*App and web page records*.
= Beginning of Section =
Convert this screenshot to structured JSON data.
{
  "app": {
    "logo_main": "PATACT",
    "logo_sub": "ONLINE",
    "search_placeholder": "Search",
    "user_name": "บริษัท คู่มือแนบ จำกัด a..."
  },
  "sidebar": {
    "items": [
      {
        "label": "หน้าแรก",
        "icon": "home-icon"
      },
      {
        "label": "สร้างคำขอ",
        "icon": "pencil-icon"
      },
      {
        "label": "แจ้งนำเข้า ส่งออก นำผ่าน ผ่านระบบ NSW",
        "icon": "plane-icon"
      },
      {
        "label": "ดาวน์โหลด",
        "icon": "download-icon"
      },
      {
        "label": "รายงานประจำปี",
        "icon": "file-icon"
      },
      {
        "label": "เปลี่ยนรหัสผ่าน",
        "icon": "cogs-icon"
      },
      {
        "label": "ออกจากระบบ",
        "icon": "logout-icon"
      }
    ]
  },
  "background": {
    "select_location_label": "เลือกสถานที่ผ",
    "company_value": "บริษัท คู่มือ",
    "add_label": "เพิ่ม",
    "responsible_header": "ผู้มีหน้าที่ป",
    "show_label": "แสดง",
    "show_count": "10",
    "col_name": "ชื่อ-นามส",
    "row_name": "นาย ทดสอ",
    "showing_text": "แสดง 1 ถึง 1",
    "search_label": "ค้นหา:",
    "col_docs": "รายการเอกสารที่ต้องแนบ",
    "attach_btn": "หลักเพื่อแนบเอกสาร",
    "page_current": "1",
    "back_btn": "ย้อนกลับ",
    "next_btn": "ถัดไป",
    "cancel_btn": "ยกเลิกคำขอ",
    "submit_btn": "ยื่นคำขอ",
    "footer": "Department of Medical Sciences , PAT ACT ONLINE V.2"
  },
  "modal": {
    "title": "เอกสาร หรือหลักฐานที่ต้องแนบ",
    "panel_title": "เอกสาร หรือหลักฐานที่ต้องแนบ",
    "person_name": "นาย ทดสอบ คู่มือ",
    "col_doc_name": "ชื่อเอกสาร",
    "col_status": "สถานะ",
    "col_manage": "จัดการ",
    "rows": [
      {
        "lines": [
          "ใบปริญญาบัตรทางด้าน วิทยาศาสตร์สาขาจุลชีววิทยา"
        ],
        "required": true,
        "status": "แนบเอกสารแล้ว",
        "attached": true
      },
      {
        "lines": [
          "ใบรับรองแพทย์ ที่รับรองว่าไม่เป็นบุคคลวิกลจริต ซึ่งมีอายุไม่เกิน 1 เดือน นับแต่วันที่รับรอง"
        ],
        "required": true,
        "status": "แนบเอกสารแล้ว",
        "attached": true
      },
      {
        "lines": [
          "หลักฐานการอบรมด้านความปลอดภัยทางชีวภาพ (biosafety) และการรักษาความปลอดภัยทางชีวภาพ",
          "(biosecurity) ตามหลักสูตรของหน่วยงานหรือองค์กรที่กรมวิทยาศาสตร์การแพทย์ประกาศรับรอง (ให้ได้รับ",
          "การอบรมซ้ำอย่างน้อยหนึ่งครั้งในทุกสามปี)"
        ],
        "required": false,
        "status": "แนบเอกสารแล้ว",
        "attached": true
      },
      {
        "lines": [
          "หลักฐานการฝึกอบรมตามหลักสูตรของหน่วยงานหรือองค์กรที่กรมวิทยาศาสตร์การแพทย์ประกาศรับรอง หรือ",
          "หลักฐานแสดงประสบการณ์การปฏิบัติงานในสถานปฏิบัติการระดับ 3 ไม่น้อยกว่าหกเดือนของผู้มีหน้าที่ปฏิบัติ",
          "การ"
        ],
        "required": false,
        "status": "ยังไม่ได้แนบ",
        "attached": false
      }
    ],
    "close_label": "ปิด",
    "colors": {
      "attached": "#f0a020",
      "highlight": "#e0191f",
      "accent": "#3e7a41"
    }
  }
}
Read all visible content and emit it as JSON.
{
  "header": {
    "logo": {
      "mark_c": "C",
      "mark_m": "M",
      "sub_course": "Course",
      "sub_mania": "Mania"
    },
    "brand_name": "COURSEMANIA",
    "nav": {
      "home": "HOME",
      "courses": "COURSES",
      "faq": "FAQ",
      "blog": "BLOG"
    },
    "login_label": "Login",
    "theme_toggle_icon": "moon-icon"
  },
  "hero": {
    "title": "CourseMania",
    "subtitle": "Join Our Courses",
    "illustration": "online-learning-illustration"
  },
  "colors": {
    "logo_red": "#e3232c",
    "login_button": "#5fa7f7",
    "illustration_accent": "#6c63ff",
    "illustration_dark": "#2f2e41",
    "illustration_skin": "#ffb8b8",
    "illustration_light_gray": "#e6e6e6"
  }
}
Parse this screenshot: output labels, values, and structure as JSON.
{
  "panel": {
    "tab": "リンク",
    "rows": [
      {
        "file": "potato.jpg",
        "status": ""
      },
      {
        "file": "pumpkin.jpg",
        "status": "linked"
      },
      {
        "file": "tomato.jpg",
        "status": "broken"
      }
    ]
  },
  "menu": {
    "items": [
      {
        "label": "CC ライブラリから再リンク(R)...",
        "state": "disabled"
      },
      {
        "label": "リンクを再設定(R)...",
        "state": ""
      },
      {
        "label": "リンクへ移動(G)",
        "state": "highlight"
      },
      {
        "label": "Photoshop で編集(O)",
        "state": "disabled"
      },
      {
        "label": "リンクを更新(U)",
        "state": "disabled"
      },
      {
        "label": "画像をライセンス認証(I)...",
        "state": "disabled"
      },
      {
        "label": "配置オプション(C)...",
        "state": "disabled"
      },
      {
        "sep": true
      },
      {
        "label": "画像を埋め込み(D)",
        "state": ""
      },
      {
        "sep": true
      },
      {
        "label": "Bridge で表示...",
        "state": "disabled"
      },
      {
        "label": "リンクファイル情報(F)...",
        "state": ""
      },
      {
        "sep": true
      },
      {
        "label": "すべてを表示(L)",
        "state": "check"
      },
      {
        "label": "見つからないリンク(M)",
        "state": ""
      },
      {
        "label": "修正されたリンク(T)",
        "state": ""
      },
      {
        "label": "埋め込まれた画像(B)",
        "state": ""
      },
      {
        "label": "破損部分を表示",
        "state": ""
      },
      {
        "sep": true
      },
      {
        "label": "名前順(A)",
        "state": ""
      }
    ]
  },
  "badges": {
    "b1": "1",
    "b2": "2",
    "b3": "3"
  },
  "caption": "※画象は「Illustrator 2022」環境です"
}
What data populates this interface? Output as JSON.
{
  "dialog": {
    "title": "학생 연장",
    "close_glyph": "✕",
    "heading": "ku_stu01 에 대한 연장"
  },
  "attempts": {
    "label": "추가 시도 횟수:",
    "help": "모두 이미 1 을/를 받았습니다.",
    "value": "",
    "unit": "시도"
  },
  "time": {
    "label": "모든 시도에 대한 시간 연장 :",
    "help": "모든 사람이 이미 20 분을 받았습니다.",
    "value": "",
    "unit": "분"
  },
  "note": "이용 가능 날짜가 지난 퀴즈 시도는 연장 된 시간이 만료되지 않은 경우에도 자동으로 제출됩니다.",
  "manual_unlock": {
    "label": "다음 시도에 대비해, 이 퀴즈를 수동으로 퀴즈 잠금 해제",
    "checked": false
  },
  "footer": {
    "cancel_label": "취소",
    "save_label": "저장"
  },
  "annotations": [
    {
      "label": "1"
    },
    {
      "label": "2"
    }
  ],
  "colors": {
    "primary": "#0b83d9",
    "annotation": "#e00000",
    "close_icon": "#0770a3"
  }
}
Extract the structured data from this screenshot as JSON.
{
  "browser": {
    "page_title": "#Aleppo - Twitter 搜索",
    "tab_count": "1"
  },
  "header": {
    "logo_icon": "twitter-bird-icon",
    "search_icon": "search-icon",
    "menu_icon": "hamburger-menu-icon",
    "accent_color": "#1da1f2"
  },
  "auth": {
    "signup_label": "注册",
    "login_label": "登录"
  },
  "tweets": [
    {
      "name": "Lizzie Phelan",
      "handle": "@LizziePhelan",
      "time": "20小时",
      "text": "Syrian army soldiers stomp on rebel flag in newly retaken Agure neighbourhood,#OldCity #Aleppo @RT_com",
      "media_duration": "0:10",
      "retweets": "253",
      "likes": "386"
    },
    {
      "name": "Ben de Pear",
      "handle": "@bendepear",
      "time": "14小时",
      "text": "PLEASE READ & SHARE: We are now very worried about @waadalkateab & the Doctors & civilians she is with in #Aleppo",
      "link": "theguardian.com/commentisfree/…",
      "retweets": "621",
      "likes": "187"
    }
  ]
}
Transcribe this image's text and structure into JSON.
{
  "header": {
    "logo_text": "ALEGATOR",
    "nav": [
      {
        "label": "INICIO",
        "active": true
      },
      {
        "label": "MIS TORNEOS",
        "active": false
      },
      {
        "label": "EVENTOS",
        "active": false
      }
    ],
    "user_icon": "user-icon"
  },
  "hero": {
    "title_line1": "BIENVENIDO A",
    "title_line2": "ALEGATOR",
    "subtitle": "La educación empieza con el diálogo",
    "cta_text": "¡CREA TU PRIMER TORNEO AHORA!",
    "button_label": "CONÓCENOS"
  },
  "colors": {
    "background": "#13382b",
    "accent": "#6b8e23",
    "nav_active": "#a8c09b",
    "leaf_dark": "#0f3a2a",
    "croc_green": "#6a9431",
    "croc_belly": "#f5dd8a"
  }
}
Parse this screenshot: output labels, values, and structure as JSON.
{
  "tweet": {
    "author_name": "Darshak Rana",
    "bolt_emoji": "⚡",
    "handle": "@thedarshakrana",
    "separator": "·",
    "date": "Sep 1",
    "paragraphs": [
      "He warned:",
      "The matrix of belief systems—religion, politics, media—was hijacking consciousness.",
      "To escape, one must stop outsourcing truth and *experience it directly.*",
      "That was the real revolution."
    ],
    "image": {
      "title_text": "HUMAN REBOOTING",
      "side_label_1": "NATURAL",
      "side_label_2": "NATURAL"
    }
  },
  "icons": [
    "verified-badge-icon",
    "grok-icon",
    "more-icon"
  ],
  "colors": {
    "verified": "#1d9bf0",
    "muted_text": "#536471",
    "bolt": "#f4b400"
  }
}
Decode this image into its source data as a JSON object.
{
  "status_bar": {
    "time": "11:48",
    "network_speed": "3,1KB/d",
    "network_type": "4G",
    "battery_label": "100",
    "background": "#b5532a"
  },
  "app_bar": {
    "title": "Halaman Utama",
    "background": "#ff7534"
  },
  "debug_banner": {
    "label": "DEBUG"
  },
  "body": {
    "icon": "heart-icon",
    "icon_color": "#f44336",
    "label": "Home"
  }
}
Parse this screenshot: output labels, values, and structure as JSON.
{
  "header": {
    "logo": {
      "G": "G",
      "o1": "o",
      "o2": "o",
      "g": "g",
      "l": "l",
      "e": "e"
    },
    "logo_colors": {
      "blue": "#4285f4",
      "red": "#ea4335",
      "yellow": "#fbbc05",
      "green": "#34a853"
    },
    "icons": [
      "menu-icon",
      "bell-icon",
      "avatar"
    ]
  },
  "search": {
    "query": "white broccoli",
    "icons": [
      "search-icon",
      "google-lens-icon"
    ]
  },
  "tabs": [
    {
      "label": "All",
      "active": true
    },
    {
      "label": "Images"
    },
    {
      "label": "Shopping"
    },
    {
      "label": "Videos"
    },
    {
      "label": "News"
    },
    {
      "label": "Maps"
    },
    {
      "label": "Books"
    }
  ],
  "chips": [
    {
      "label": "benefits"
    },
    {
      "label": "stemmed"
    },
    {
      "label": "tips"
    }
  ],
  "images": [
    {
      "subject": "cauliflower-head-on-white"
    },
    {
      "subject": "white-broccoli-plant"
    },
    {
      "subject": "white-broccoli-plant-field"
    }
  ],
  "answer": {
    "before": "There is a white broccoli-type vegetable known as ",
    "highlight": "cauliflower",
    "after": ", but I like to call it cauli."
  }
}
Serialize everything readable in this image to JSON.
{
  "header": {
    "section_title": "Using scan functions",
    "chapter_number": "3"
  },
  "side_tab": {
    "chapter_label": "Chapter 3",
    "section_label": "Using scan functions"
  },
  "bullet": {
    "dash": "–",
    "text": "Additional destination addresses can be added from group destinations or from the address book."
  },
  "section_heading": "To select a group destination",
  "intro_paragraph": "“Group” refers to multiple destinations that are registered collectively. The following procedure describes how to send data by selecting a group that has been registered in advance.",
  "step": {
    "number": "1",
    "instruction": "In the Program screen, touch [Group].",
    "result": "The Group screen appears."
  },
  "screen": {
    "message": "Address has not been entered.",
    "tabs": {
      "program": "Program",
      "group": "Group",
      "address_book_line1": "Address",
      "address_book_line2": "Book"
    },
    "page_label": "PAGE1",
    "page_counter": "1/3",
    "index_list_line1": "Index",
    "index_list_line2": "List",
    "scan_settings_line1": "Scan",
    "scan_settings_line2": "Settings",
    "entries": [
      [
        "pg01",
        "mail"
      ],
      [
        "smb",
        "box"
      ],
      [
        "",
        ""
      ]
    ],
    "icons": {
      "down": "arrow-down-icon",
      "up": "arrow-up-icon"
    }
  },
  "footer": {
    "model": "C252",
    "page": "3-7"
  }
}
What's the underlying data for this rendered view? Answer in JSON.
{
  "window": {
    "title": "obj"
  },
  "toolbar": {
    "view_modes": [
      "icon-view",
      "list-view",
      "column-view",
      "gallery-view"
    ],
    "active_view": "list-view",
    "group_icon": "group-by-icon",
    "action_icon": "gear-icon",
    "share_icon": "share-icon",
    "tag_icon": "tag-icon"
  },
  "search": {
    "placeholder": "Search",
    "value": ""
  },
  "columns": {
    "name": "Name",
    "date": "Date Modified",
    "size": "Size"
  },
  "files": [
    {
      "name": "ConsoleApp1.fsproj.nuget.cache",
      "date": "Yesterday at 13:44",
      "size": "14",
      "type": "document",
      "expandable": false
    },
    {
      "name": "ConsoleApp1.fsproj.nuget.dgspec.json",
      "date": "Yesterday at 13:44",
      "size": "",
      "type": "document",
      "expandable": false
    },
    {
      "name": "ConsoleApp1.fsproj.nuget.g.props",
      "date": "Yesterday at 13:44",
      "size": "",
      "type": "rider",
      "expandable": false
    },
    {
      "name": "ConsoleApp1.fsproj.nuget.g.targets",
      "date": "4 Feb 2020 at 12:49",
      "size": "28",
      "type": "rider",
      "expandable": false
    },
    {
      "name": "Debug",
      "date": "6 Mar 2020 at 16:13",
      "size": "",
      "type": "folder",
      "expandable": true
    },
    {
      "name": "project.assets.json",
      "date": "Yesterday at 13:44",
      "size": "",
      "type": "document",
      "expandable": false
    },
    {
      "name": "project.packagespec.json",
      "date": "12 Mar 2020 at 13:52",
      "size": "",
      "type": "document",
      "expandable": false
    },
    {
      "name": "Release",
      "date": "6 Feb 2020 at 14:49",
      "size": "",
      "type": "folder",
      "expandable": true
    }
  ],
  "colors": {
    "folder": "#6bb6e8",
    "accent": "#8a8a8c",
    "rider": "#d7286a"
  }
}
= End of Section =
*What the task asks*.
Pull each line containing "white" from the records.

*Answer to the exercise*.
    "query": "white broccoli",
      "subject": "cauliflower-head-on-white"
      "subject": "white-broccoli-plant"
      "subject": "white-broccoli-plant-field"
    "before": "There is a white broccoli-type vegetable known as ",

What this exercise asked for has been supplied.